Then, citing noise complaints, the Rio state court stopped the quilombo from hosting cultural events like feijoada feasts and classes in capoeira, a dance-like martial art developed by fugitive slaves.
That was "a very hard blow," Sacopa said.
"We were very respectful, always ending everything by 8:00 or 9:00 pm," said another family member, Jose Claudio Torres Freitas, during an event staged on official Black Consciousness Day.
"This is the only day we're allowed to do anything," he said.
The modern-day quilombos like Sacopa do have some legal protection.
In 2003, then leftist president Luiz Inacio Lula da Silva signed a decree regularizing boundaries and titles for descendants of quilombo slaves, who are collectively known as quilombolas.
However, the bureaucratic procedures are complex and while the three quilombos in Rio de Janeiro have been recognized, they are still waiting for the second stage of the paperwork to be completed.
The Pedra do Sal quilombo, right in the center of Rio near the port, is where many slaves went soon after arriving on ships from Africa.
The site is also rich in cultural significance as a key location in the development of the still thriving Afro-Brazilian religion candomble.
But legal uncertainties mean few of those from the 25 families descending from the original Pedra do Sal community live there anymore.
"The neighborhood wasn't like this back then -- it was very isolated," said Damiao Braga, the quilombola leader.
"But it was gradually invaded and swallowed by the city.
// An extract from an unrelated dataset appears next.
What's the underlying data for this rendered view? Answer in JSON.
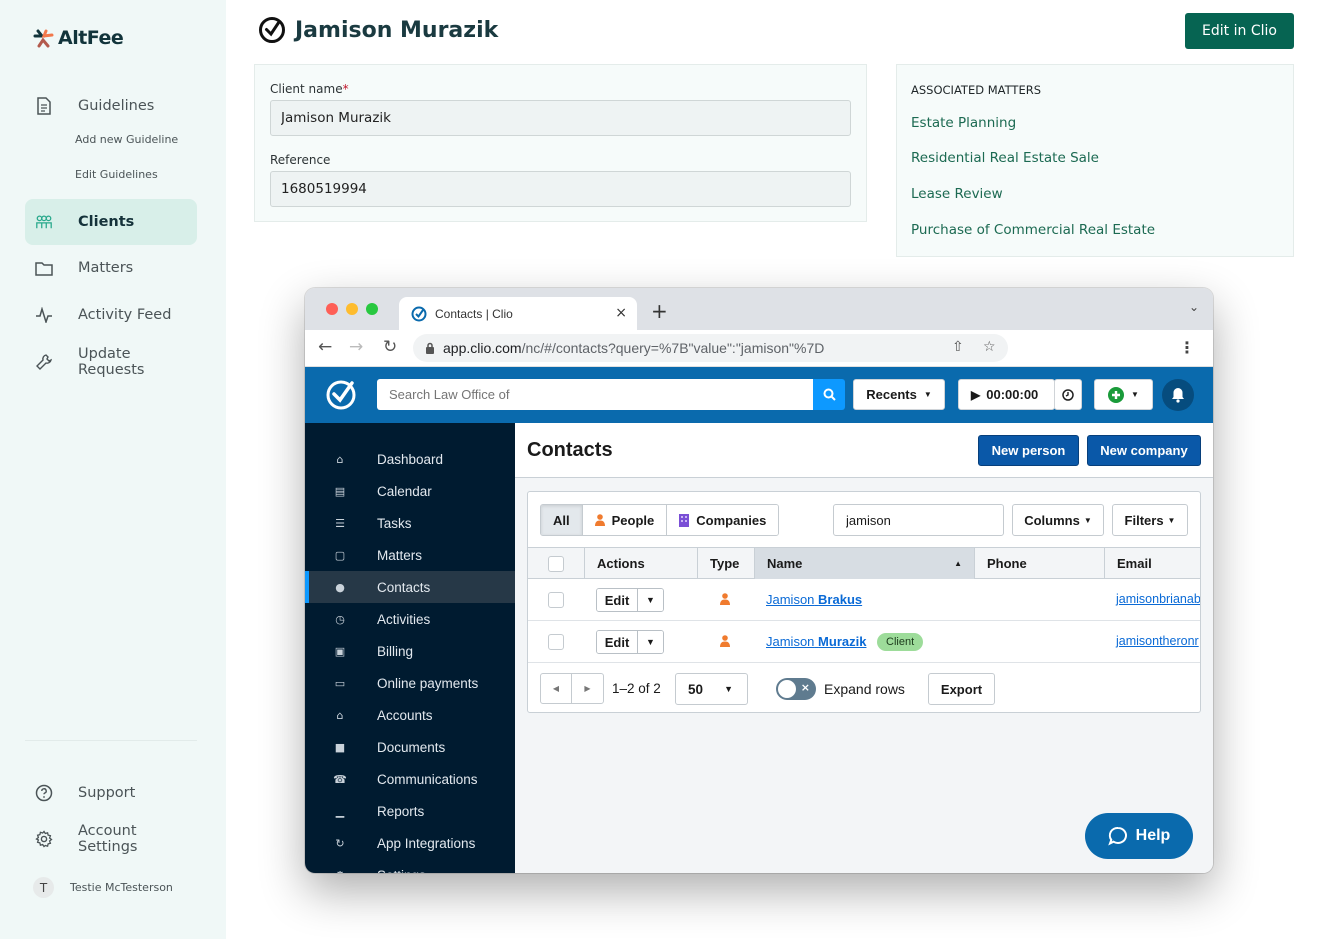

There were many disputes, including with the Catholic church."
Even recognition from UNESCO for the nearby Valongo Wharf, where slave ships used to dock, has not helped much.
"We have international support but the disputes remain. Empty buildings have been taken over and once that happens, it's not easy to reverse," Braga said.
Out in the west of Rio, where most of the Olympic Games took place in 2016, quilombola descendant Adilson Almeida helps oversee yet another of these pockets of history.
His ancestors founded the Camorim quilombo after escaping back in the 16th century. When slavery ended, the family returned and set up a community there.
In this out of the way area, the quilombolas went about their lives until 2014 when the 20 resident families woke up to find construction work starting: the woodland that was historically theirs had been picked as the site of housing for Olympic referees.
In this case, the quilombo had yet to receive the paperwork from even the first stage of the registration procedures to obtain legal protection, and the land was never returned to the community.
But Almeida still has hopes.
Archeologists found thousands of artifacts from the 16th and 17th centuries during research there last year, and the disputed area has been named an official archeological site by the National Institute for Historic and Artistic Patrimony.
"Now we have a solid legal base and it would be hard for something like the 2014 invasion to happen again," Almeida said.